» **WORK INSTRUCTION**:
Pull each line holding the word "text" from the data.

---------- DATA PROVIDED ----------

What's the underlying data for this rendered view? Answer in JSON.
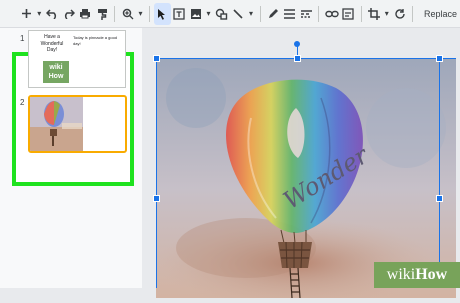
{
  "toolbar": {
    "replace_label": "Replace",
    "icons": [
      "add-icon",
      "dropdown-icon",
      "undo-icon",
      "redo-icon",
      "print-icon",
      "paint-format-icon",
      "zoom-icon",
      "dropdown-icon",
      "select-icon",
      "text-box-icon",
      "image-icon",
      "shape-icon",
      "line-icon",
      "dropdown-icon",
      "pen-icon",
      "border-weight-icon",
      "border-dash-icon",
      "link-icon",
      "alt-text-icon",
      "crop-icon",
      "dropdown-icon",
      "reset-image-icon"
    ]
  },
  "filmstrip": {
    "slides": [
      {
        "number": "1",
        "title": "Have a Wonderful Day!",
        "body": "Today is pinnacle a good day!",
        "logo_line1": "wiki",
        "logo_line2": "How"
      },
      {
        "number": "2"
      }
    ],
    "highlight_color": "#1ee21e",
    "selected_color": "#f9ab00"
  },
  "slide_image": {
    "lettering": "Wonder"
  },
  "watermark": {
    "part1": "wiki",
    "part2": "How",
    "color": "#78a35a"
  },
  "selection_color": "#1a73e8"
}
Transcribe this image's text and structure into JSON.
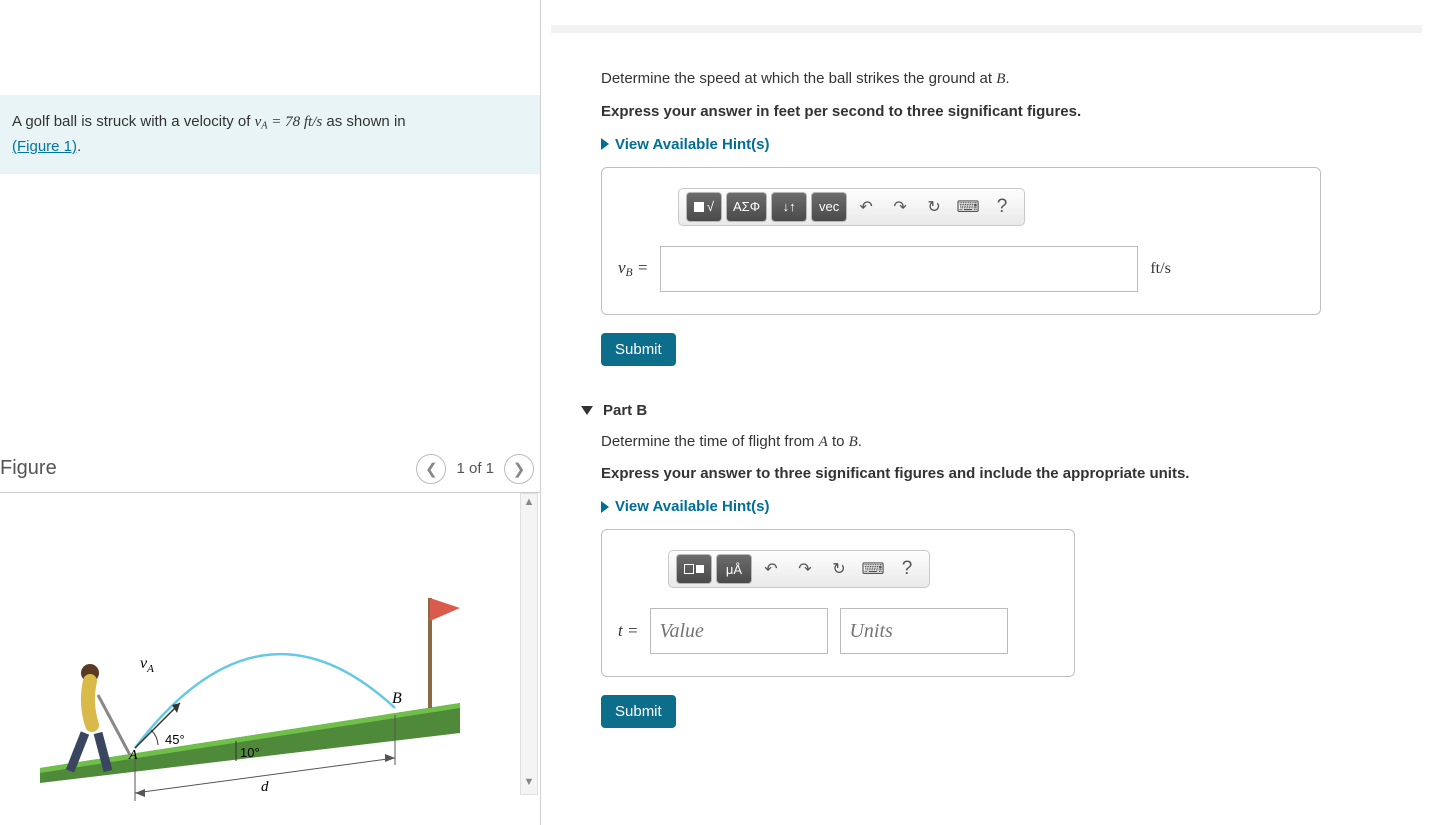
{
  "left": {
    "problem_html_prefix": "A golf ball is struck with a velocity of ",
    "vA_expr": "v_A = 78 ft/s",
    "problem_html_suffix": " as shown in ",
    "figure_link": "(Figure 1)",
    "figure_heading": "Figure",
    "figure_counter": "1 of 1",
    "figure_labels": {
      "vA": "v_A",
      "A": "A",
      "B": "B",
      "ang1": "45°",
      "ang2": "10°",
      "d": "d"
    }
  },
  "partA": {
    "prompt_prefix": "Determine the speed at which the ball strikes the ground at ",
    "prompt_B": "B",
    "prompt_suffix": ".",
    "instruction": "Express your answer in feet per second to three significant figures.",
    "hints_label": "View Available Hint(s)",
    "var": "v_B =",
    "unit": "ft/s",
    "toolbar": {
      "sqrt": "√",
      "greek": "ΑΣΦ",
      "sort": "↓↑",
      "vec": "vec",
      "undo": "↶",
      "redo": "↷",
      "reset": "↻",
      "kb": "⌨",
      "help": "?"
    },
    "submit": "Submit"
  },
  "partB": {
    "header": "Part B",
    "prompt_prefix": "Determine the time of flight from ",
    "prompt_A": "A",
    "prompt_mid": " to ",
    "prompt_B": "B",
    "prompt_suffix": ".",
    "instruction": "Express your answer to three significant figures and include the appropriate units.",
    "hints_label": "View Available Hint(s)",
    "var": "t =",
    "value_ph": "Value",
    "units_ph": "Units",
    "toolbar": {
      "tpl": "□",
      "muA": "μÅ",
      "undo": "↶",
      "redo": "↷",
      "reset": "↻",
      "kb": "⌨",
      "help": "?"
    },
    "submit": "Submit"
  }
}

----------

» **RESULT OF THE EXERCISE**:
      "text-box-icon",
      "alt-text-icon",
Transcribe this image's text and structure into JSON.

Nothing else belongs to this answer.